Let me repeat that the dictatorship of the Western elites targets all societies, including the citizens of Western countries themselves. This is a challenge to all. This complete renunciation of what it means to be human, the overthrow of faith and traditional values, and the suppression of freedom are coming to resemble a “religion in reverse” – pure Satanism.V. Putin, 30.09.2022. Source: http://en.kremlin.ru/events/president/transcripts/statements/69465
Some similarities border on insanity. Russian media claimed that the USA was conducting experiments on Georgian citizens to test biological weapons. In 2022, they spread the equally ridiculous conspiracy theory about US-funded biological labs in Ukraine. Moreover, Saakashvili was ridiculed as a sex addict who cannot control his drive, whereas the Ukrainian leaders have been depicted as “junkies”:
Once again, I am appealing to the military of the armed forces of Ukraine. Do not allow neo-Nazis and Banderites to use your children, wives and elders as a live shield. Take power into your own hands. It seems it will be easier for us to come to terms with you than with this gang of drug addicts and neo-Nazis that have settled in Kiev and that have taken the Ukrainian people hostage.V.Putin, 25.02.2022. Source: http://en.kremlin.ru/events/president/transcripts/67851

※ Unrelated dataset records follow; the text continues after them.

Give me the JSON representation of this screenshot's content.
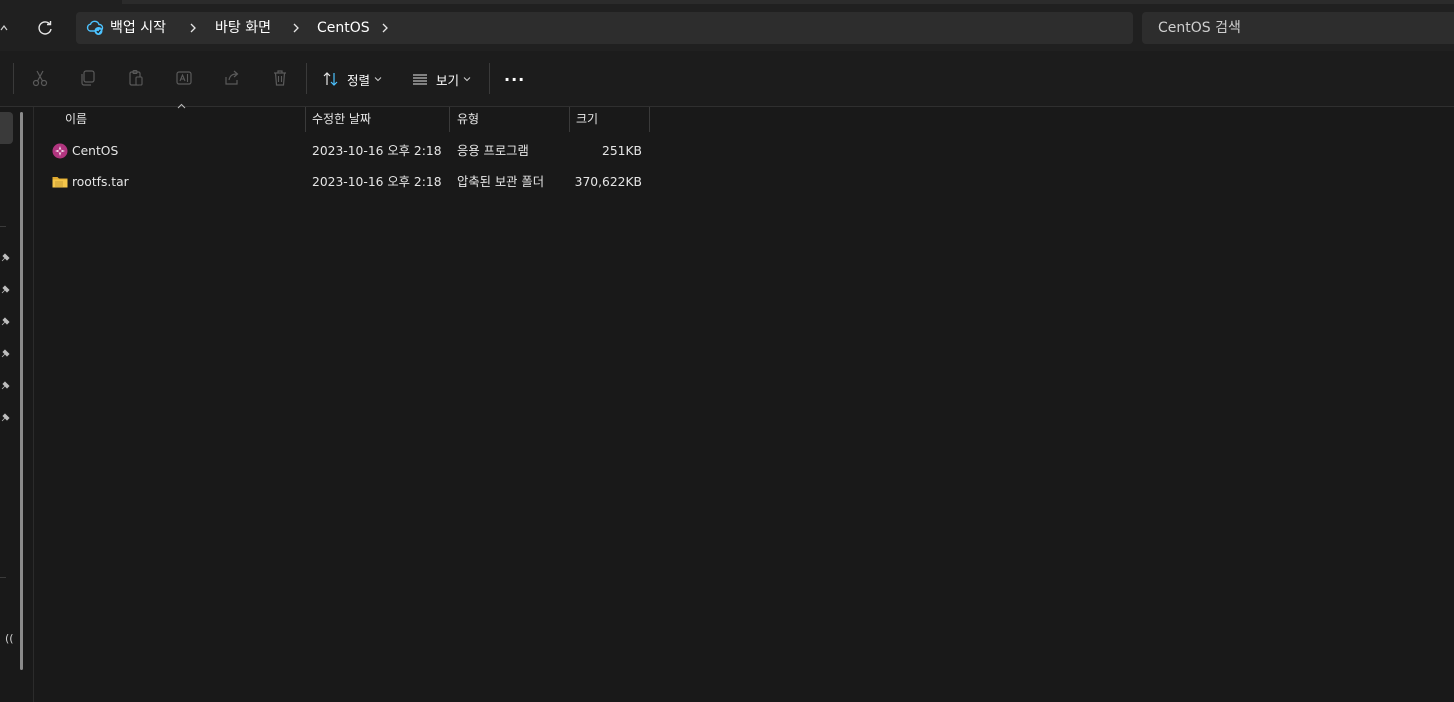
{
  "address_bar": {
    "crumbs": [
      "백업 시작",
      "바탕 화면",
      "CentOS"
    ]
  },
  "search": {
    "placeholder": "CentOS 검색"
  },
  "toolbar": {
    "sort_label": "정렬",
    "view_label": "보기",
    "more_label": "···"
  },
  "columns": {
    "name": "이름",
    "modified": "수정한 날짜",
    "type": "유형",
    "size": "크기"
  },
  "files": [
    {
      "name": "CentOS",
      "modified": "2023-10-16 오후 2:18",
      "type": "응용 프로그램",
      "size": "251KB",
      "icon": "centos-app-icon"
    },
    {
      "name": "rootfs.tar",
      "modified": "2023-10-16 오후 2:18",
      "type": "압축된 보관 폴더",
      "size": "370,622KB",
      "icon": "zip-folder-icon"
    }
  ],
  "nav": {
    "network_partial": "(("
  },
  "colors": {
    "background": "#191919",
    "chrome": "#202020",
    "field": "#2d2d2d",
    "accent_blue": "#4cc2ff",
    "centos_purple": "#b1357f",
    "folder_yellow": "#f5c64a"
  }
}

From a linguistic perspective, it is interesting to note that in both cases Russian propaganda exploits toponyms. In the Russo-Georgian war, they stopped using the original Georgian names of the cities “Tskhinvali” and “Sukhumi”, replacing them with the Russian versions “Tskhinval” and “Sukhum”, respectively. In the Russo-Ukrainian war, you can with nearly 100% certainty predict someone’s political views from the preposition they use with the name “Ukraine” in Russian. Supporters of Ukraine say v Ukraine “in Ukraine” and iz Ukrainy “from Ukraine”, whereas pro-Russian journalists say na Ukraine “on Ukraine” and s Ukrainy “off Ukraine”, which reflects the interpretation of Ukraina as okraina “borderlands, outskirts”.

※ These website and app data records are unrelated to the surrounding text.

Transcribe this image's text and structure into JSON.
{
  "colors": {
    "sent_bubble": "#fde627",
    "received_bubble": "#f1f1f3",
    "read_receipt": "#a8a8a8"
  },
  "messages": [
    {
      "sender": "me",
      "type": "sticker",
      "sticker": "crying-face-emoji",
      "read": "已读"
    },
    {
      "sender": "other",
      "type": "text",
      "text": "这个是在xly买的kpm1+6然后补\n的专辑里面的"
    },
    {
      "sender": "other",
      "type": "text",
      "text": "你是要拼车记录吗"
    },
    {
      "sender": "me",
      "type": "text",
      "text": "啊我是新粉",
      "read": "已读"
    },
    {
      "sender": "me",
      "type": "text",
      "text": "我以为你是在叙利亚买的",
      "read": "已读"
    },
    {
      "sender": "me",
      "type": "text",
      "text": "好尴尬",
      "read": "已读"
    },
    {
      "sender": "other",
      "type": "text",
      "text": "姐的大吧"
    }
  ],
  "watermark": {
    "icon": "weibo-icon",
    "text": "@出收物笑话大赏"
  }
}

What can we conclude from all this? First, we have ignored the warnings. On a more positive side, the Russian propaganda machine is so uncreative, the same ideas and labels are recycled so many times that it is very easy to identify them as such and predict what will be said next. This lack of creativity is an indirect indicator of the fascist nature of the Russian regime. Fascist societies cannot produce anything truly creative because they stifle freedom of self-expression. Ideology is no exception.
But probably the most important lesson from the Russo-Georgian war is the following. In August 2008 Nicolas Sarkozy, the then President of France, negotiated a ceasefire. Georgia and Russia agreed to withdraw their forces to the pre-war position. Russia never fulfilled what it promised. South Ossetia and Abkhazia are still occupied. People who seriously believe that peace negotiations with Putin will solve all problems should keep this fact in mind.